Delayed ettringite formation (DEF) is expansion and cracking of concrete associated with the delayed formation of the mineral ettringite which is a normal product of early cement hydration. DEF is a result of high early temperatures (above 70oC – 80oC) in the concrete which prevents the normal formation of ettringite.
DEF-induced damage is not a common phenomenon in concrete. Water or moisture from an external source is required for the reaction to occur, the availability of which will affect both the
rate and the extent of expansion.
DEF has caused cracking in some heat cured precast concrete components (typically railway sleepers) several years after the concrete was produced. There is also concern that cracking may have occurred in larger in-situ concrete structures resulting from the build up of heat from the heat of hydration in the early life of the structure.
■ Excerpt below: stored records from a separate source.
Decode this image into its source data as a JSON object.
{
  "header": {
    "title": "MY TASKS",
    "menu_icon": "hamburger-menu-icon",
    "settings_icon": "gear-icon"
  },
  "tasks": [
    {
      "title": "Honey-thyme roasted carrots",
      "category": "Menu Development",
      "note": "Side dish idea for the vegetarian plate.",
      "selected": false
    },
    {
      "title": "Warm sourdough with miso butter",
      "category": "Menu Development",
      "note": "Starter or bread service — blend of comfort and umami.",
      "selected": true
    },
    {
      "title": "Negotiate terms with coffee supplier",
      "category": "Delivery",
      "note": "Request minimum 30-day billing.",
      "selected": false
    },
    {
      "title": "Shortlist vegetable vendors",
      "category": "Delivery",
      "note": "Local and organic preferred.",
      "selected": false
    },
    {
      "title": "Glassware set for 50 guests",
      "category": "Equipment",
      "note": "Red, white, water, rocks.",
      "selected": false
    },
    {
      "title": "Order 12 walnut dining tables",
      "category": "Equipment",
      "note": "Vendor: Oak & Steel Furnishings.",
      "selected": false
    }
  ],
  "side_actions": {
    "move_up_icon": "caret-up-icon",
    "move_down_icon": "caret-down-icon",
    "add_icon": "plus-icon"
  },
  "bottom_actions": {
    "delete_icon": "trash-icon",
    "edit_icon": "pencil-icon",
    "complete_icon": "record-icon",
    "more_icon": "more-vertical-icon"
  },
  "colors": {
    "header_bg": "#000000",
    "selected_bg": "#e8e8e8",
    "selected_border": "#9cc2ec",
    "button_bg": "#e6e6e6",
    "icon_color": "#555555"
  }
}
The principal effects of DEF are visible displacement and cracking. DEF can also increase the risk of secondary forms of deterioration such as freeze/thaw attack or reinforcement corrosion.
DEF can be prevented by limiting the internal concrete temperature to 70oC during its very early life. This can be achieved either by direct specification, or indirectly by limiting the cement content or specifying the use of low or very low heat cement.
See, also, Building Research Establishment, Delayed ettringite formation: in-situ concrete. Information Paper IP 11/01, 2001